While dingoes remain common in the northern half of Australia, they are almost non-existent in most places on the south side of the fence, except for the strip of land between the Pacific Coast and the Great Dividing Range, where no fencing exists. Despite maintenance and patrol, holes have developed in the fence over the years, particularly in South Australia, and dingo offspring have been passing through them and predating on sheep on the other side, greatly affecting the ability of farmers to stay afloat. Feral camels are also smashing through sections of the fence in search of water and recommendations to reinforce and electrify more portions of the fence have been made to deal with this.

The Dog Fence Board is the governing body set up to administer and manage the Dog Fence and ensure that it is regularly patrolled and maintained. The Dog Fence Act 1946 levied a rate on grazing properties located inside the fence to fund wages for maintenance and patrol workers. Since 1947, the fence within South Australia has been continuously maintained, re-aligned and upgraded. New fencing technology has also been incorporated and dog-proof grids at road crossings and solar-powered electrified sections have been introduced.

The type of fence that is mostly used today is the sloping dog fence. Every section of the fence is just over a metre high and has six wires, consecutively electrically charged and earthed, that go between two timber posts down from the top until around 30 centimetres from the bottom. The lower wires then angle out to the ground at approximately a 30-degree angle with four more wires, again consecutively electrically charged and earthed. These angled bottom wires are more narrowly spaced, as this is where pressure from dingoes is greatest. The sloping wire arrangement may also slow the approach of animals to the fence.

This fence is cheaper to construct and maintain compared to the composite dog fence, which goes under the ground. The sloping dog fence is recommended for most locations, except in situations where the soil is susceptible to erosion, as this may result in the formation of gaps below the fence. The positioning of electric wires close to the ground is also likely to result in the death of other animals and, as a result, in places where lots of other species are in danger, this design is avoided. The fence's low electric wires are also likely to be problematic in environments with considerable ground vegetation, which will cause electrical shorts and leakage.
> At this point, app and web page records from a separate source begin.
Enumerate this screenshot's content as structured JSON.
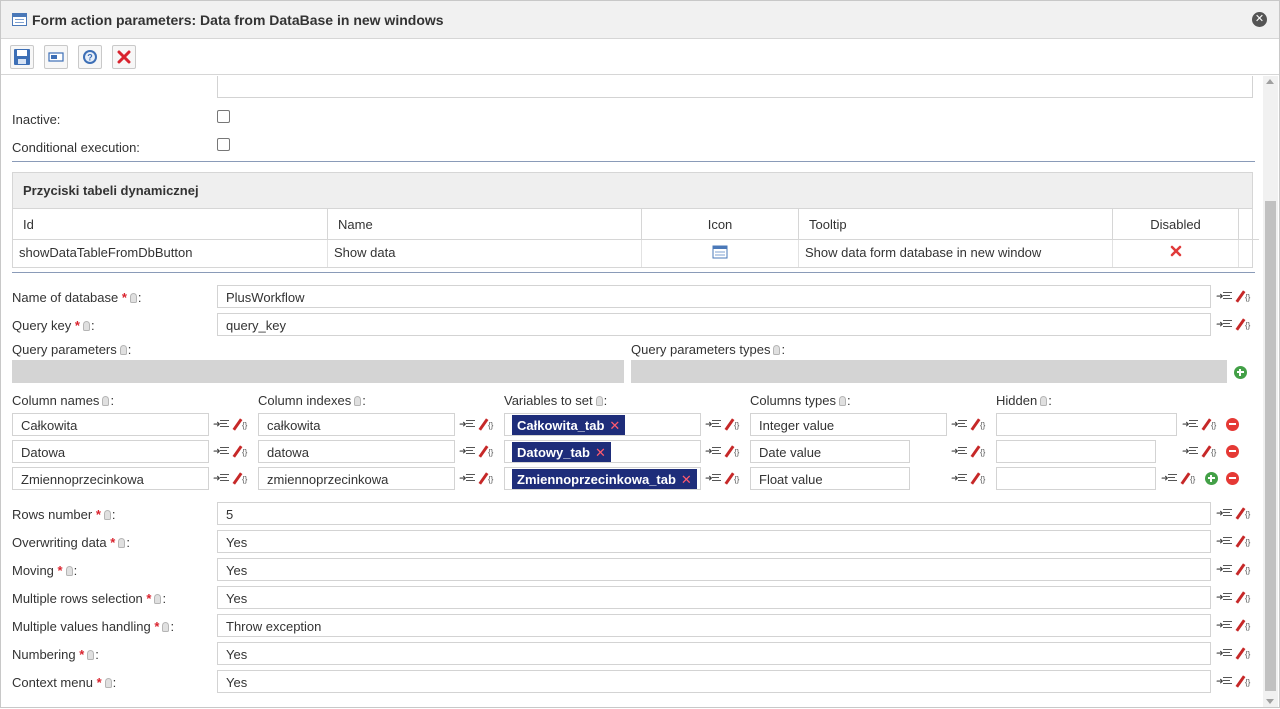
{
  "window": {
    "title": "Form action parameters: Data from DataBase in new windows",
    "title_icon": "table-icon",
    "close_icon": "close-icon"
  },
  "toolbar": {
    "buttons": [
      {
        "name": "save-button",
        "icon": "floppy-disk-icon"
      },
      {
        "name": "preview-button",
        "icon": "window-icon"
      },
      {
        "name": "help-button",
        "icon": "help-icon"
      },
      {
        "name": "cancel-button",
        "icon": "red-x-icon"
      }
    ]
  },
  "flags": {
    "inactive_label": "Inactive:",
    "conditional_label": "Conditional execution:"
  },
  "buttons_table": {
    "title": "Przyciski tabeli dynamicznej",
    "columns": [
      "Id",
      "Name",
      "Icon",
      "Tooltip",
      "Disabled"
    ],
    "row": {
      "id": "showDataTableFromDbButton",
      "name": "Show data",
      "icon": "table-icon",
      "tooltip": "Show data form database in new window",
      "disabled": "red-x-icon"
    }
  },
  "params": {
    "database_label": "Name of database",
    "database_value": "PlusWorkflow",
    "query_key_label": "Query key",
    "query_key_value": "query_key",
    "query_params_label": "Query parameters",
    "query_param_types_label": "Query parameters types"
  },
  "columns_section": {
    "headers": [
      "Column names",
      "Column indexes",
      "Variables to set",
      "Columns types",
      "Hidden"
    ],
    "rows": [
      {
        "name": "Całkowita",
        "index": "całkowita",
        "variable": "Całkowita_tab",
        "type": "Integer value",
        "hidden": ""
      },
      {
        "name": "Datowa",
        "index": "datowa",
        "variable": "Datowy_tab",
        "type": "Date value",
        "hidden": ""
      },
      {
        "name": "Zmiennoprzecinkowa",
        "index": "zmiennoprzecinkowa",
        "variable": "Zmiennoprzecinkowa_tab",
        "type": "Float value",
        "hidden": ""
      }
    ]
  },
  "settings": [
    {
      "label": "Rows number",
      "value": "5"
    },
    {
      "label": "Overwriting data",
      "value": "Yes"
    },
    {
      "label": "Moving",
      "value": "Yes"
    },
    {
      "label": "Multiple rows selection",
      "value": "Yes"
    },
    {
      "label": "Multiple values handling",
      "value": "Throw exception"
    },
    {
      "label": "Numbering",
      "value": "Yes"
    },
    {
      "label": "Context menu",
      "value": "Yes"
    }
  ],
  "colors": {
    "tag_bg": "#1e2d7a",
    "required": "#d9232e",
    "separator": "#8a9bb8"
  }
}
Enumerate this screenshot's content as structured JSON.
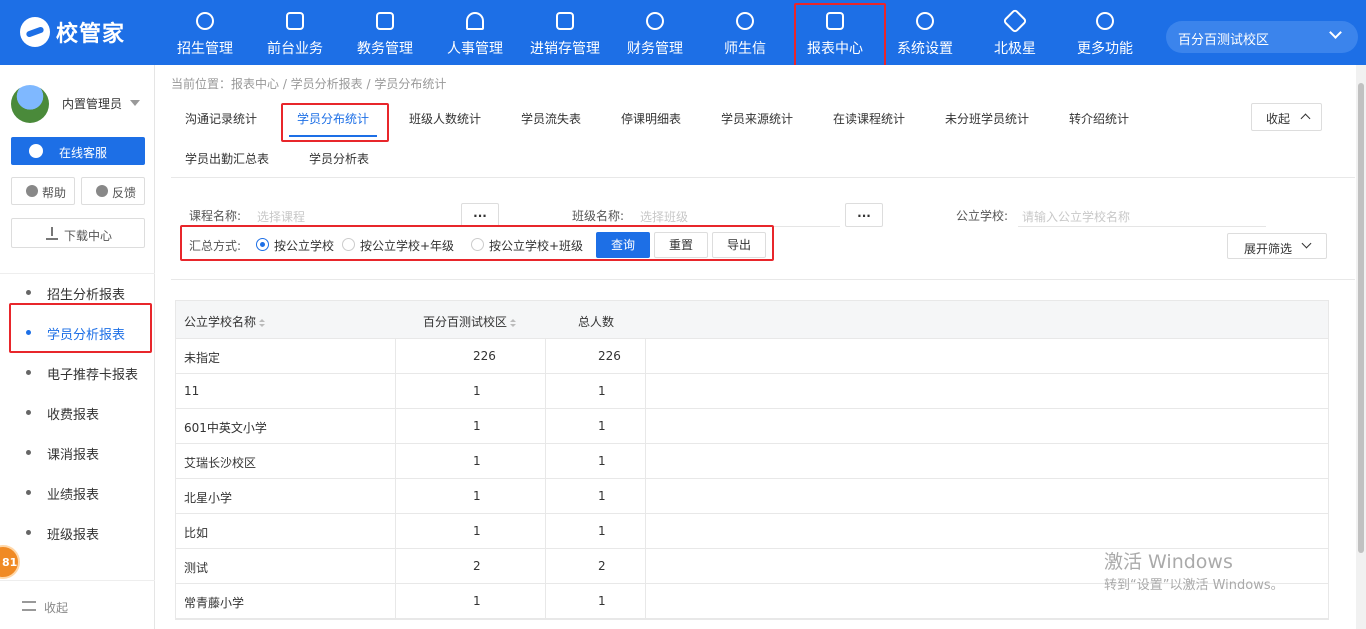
{
  "app": {
    "logo_text": "校管家",
    "campus": "百分百测试校区"
  },
  "nav": [
    {
      "label": "招生管理",
      "icon": "user-plus-icon"
    },
    {
      "label": "前台业务",
      "icon": "desk-icon"
    },
    {
      "label": "教务管理",
      "icon": "book-icon"
    },
    {
      "label": "人事管理",
      "icon": "person-icon"
    },
    {
      "label": "进销存管理",
      "icon": "inventory-icon"
    },
    {
      "label": "财务管理",
      "icon": "money-icon"
    },
    {
      "label": "师生信",
      "icon": "message-icon"
    },
    {
      "label": "报表中心",
      "icon": "report-icon"
    },
    {
      "label": "系统设置",
      "icon": "settings-icon"
    },
    {
      "label": "北极星",
      "icon": "star-icon"
    },
    {
      "label": "更多功能",
      "icon": "more-icon"
    }
  ],
  "sidebar": {
    "user": "内置管理员",
    "online_service": "在线客服",
    "help": "帮助",
    "feedback": "反馈",
    "download_center": "下载中心",
    "items": [
      "招生分析报表",
      "学员分析报表",
      "电子推荐卡报表",
      "收费报表",
      "课消报表",
      "业绩报表",
      "班级报表"
    ],
    "collapse": "收起",
    "badge": "81"
  },
  "breadcrumb": "当前位置：报表中心 / 学员分析报表 / 学员分布统计",
  "tabs": [
    "沟通记录统计",
    "学员分布统计",
    "班级人数统计",
    "学员流失表",
    "停课明细表",
    "学员来源统计",
    "在读课程统计",
    "未分班学员统计",
    "转介绍统计",
    "学员出勤汇总表",
    "学员分析表"
  ],
  "collapse_label": "收起",
  "filters": {
    "course_label": "课程名称:",
    "course_placeholder": "选择课程",
    "class_label": "班级名称:",
    "class_placeholder": "选择班级",
    "school_label": "公立学校:",
    "school_placeholder": "请输入公立学校名称",
    "dots": "...",
    "summary_label": "汇总方式:",
    "options": [
      "按公立学校",
      "按公立学校+年级",
      "按公立学校+班级"
    ],
    "query": "查询",
    "reset": "重置",
    "export": "导出",
    "expand": "展开筛选"
  },
  "table": {
    "headers": [
      "公立学校名称",
      "百分百测试校区",
      "总人数"
    ],
    "rows": [
      [
        "未指定",
        "226",
        "226"
      ],
      [
        "11",
        "1",
        "1"
      ],
      [
        "601中英文小学",
        "1",
        "1"
      ],
      [
        "艾瑞长沙校区",
        "1",
        "1"
      ],
      [
        "北星小学",
        "1",
        "1"
      ],
      [
        "比如",
        "1",
        "1"
      ],
      [
        "测试",
        "2",
        "2"
      ],
      [
        "常青藤小学",
        "1",
        "1"
      ]
    ]
  },
  "watermark": {
    "line1": "激活 Windows",
    "line2": "转到“设置”以激活 Windows。"
  }
}
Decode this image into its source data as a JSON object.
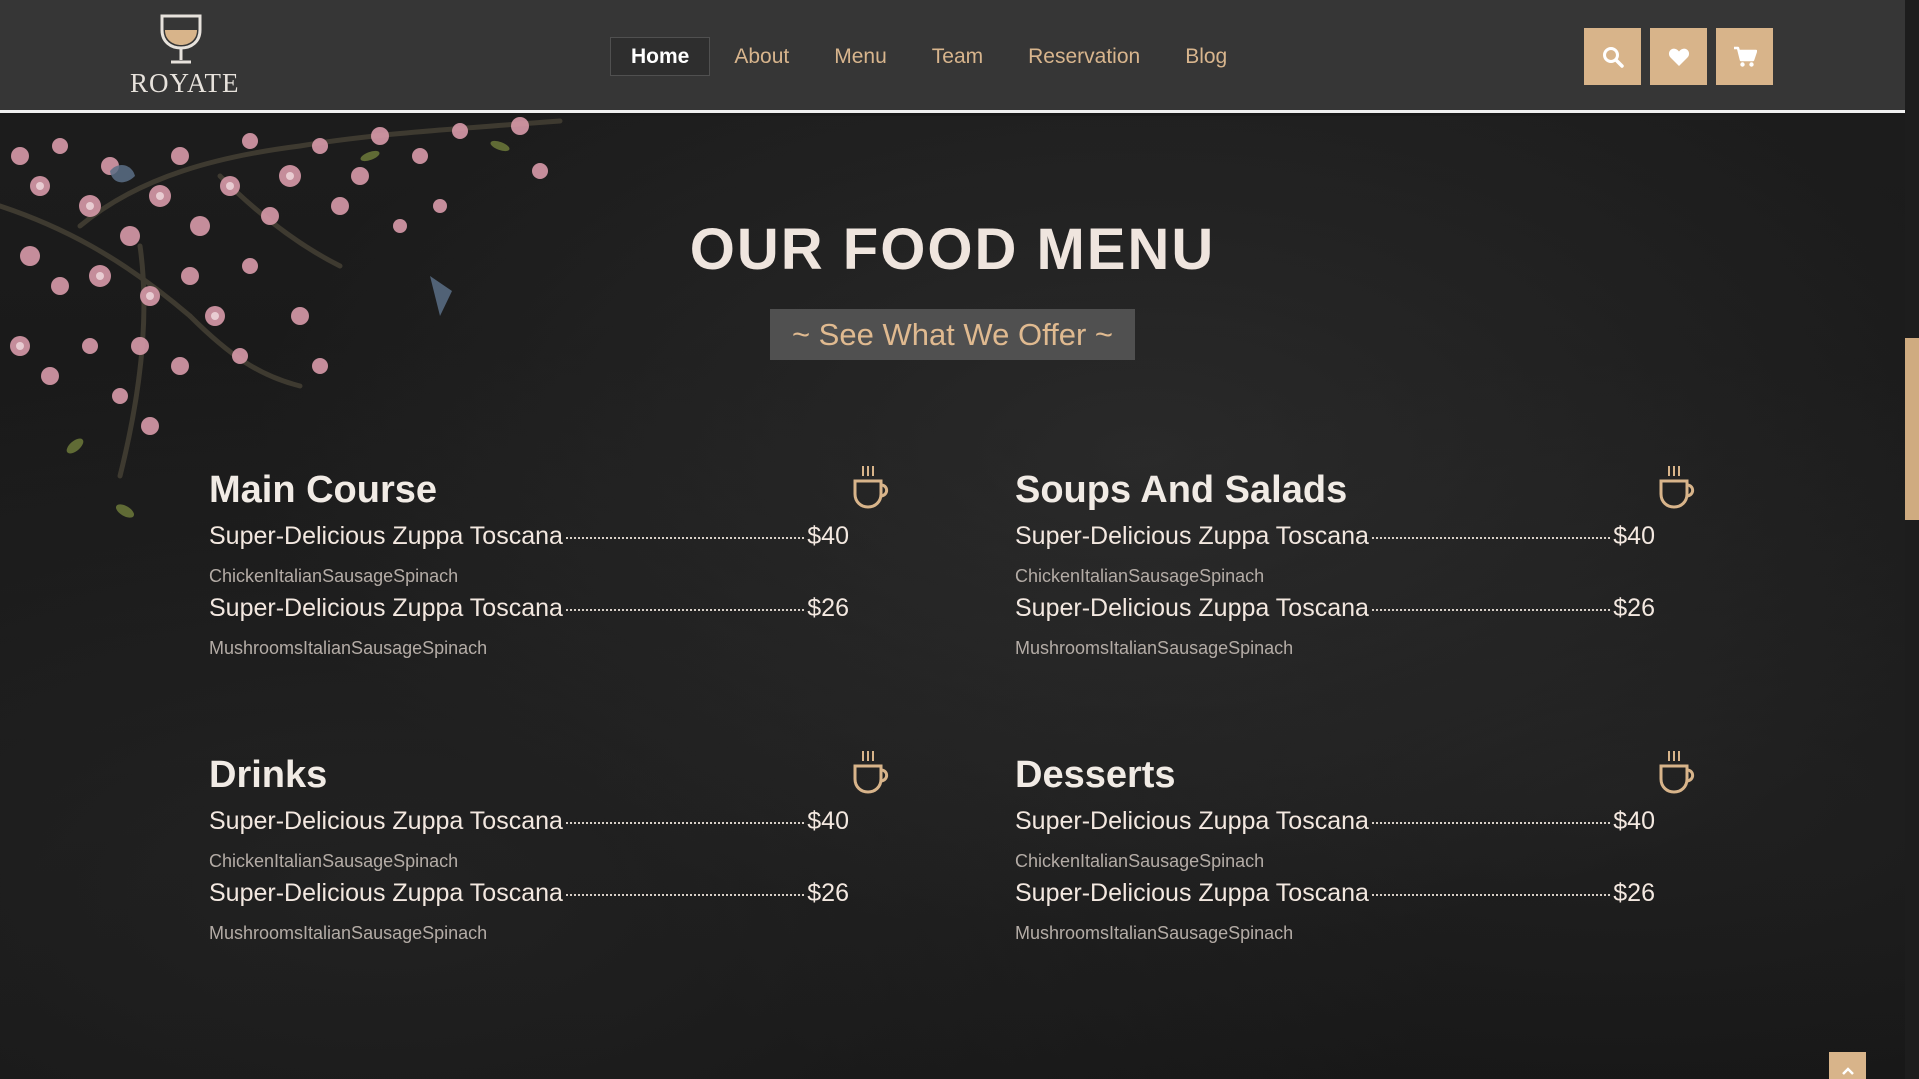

Question 28 - 32

Do the following statements agree with the information given in the text?

In boxes 28 — 32 on your answer sheet write:

TRUE if the statement agrees with the information

FALSE if the statement contradicts the information

NOT GIVEN if there is no information on this 


28. No one is really sure where the dingo originally comes from

29. Studies into dingo populations have shown that they have different species in different parts of Australia.

30. The introduction of other non-native animal species boosted dingo numbers.

31. People could earn more money killing dingoes than they could by killing other nuisance species.

32. Generally, farms created individual solutions to the dingo problem

Question 33 - 37

Choose the correct letter A, B, C or D.

Write the correct letter in boxes 33 - 37 on your answer sheet.

33. Killing dingoes in Queensland with poison is done because

34. Electrifying more sections of the dingo fence

35. Farms protected by the dingo fence today

36. The sloping dog fence is not suitable for

37. The wires at the bottom of the sloping dog fence

Question 38 - 40

Label the diagram below.

Write NO MORE THAN THREE WORDS AND/OR A NUMBER from the text for each answer.

Write your answers in boxes 38 - 40 on your answer sheet.

A Section of a Sloping Dog Fence